income, or just gender

Logical Consistency

how well logical relations among data


elements are maintained
example: the edge of a property that
borders a lake should coincide with the
lake boundary

Conceptual Accuracy

inaccuracies inherent in the conceptual design


of the database
users may use inappropriate categories or
misclassify information
examples:
classifying cities by voting behavior would
probably be an ineffective way to study
fertility patterns
failing to classify power lines by voltage would
limit the effectiveness of a GIS designed to
manage an electric utilities infrastructure

Example:
A comparison of elevation
accuracies derived from Differential
GPS and an airborne laser
profilometer

Sources of Error
Stage

Sources of Error

Data Collection

age of data
incomplete data coverage
inappropriate map scales
use of "surrogate" data in place of non-existent primary data
errors in field data collection
errors in existing maps used as source data
errors in the analysis of remotely sensed imagery

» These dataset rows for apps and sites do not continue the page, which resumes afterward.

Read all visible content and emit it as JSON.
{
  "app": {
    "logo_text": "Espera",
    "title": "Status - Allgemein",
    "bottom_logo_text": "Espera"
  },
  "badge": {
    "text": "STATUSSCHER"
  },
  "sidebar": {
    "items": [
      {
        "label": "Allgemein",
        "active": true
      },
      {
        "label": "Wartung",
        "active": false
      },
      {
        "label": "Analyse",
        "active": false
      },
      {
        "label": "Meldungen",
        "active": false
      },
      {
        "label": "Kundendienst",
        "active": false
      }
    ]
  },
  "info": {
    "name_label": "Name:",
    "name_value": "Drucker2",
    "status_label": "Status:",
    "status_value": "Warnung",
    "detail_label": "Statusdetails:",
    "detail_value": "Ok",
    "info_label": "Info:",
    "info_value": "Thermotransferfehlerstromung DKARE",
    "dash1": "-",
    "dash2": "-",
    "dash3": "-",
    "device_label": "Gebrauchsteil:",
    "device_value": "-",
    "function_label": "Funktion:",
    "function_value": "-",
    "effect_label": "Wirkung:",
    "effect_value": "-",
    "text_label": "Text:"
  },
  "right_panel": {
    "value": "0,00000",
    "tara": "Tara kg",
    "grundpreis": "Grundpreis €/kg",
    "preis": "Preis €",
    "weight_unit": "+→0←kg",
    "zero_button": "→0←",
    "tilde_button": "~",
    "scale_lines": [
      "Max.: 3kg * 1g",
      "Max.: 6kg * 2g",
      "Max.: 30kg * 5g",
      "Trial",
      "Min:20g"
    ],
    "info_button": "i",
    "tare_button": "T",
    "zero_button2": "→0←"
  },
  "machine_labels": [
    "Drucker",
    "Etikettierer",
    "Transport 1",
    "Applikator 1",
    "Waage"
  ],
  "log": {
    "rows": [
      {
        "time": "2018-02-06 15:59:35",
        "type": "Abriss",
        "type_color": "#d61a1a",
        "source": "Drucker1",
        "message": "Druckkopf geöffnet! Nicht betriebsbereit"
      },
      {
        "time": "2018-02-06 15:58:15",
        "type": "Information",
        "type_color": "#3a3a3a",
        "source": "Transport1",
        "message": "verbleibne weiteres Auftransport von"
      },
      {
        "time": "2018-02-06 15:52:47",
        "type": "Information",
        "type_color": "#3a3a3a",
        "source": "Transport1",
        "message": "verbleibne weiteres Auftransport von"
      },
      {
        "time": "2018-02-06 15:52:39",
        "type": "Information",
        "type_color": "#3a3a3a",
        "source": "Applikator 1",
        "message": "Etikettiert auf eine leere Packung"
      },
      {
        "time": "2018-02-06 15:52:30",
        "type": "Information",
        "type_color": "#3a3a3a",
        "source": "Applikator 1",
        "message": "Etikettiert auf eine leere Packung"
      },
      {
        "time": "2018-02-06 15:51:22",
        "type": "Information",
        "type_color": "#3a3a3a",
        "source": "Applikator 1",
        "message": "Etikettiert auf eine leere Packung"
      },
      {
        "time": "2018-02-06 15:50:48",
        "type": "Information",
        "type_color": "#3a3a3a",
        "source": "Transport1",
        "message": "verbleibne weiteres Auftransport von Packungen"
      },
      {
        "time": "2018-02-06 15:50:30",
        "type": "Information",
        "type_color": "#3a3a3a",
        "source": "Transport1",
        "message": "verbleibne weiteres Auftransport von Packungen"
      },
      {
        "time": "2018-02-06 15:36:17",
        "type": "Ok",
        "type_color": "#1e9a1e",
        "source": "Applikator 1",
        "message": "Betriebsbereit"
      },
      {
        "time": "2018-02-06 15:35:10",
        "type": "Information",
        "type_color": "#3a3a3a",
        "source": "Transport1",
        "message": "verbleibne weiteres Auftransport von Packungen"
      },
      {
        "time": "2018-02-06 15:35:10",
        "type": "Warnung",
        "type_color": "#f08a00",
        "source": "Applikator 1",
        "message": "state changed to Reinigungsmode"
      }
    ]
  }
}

Data Input

inaccuracies in digitizing
inaccuracies inherent in the goegraphic features (e.g., "fuzzy" boundaries drawn as sharp lines)

Data Storage

inappropriate data format


insufficient numerical precision
unsufficient spatial resolution

Data Manipulation

numerical computaton errors


inappropriate class intervals
boundary errors
error propogation as multiple overlays are combined
slivers created during polygon overlay

Data Output

scaling inaccuracies
output device inaccuracies
instability of the output medium

Use of Results

the information may be incorrectly understood


the information may be inappropriately used

Error Propagation & Cascading

GIS usually involve operations on


many sets of data
Inaccuracy, imprecision, and error
may be compounded in GIS that
employ many data sources

Propagation

propagation occurs when one error leads to


another
example: if a map registration point has been
mis-digitised in one coverage and is then used
to register a second coverage, the second
coverage will propagate the first mistake
in this way, a single error may lead to others
and spread until it corrupts data throughout
the entire GIS project
to avoid this problem use the largest scale
map to register your points
often propagation occurs in an additive
fashion, as when maps of different accuracy
are collated

Cascading
o cascading occurs when errors are
allowed to propagate unchecked from
layer to layer repeatedly

the effects of cascading can be very


difficult to predict
can be additive or multiplicative
vary depending on how information is
combined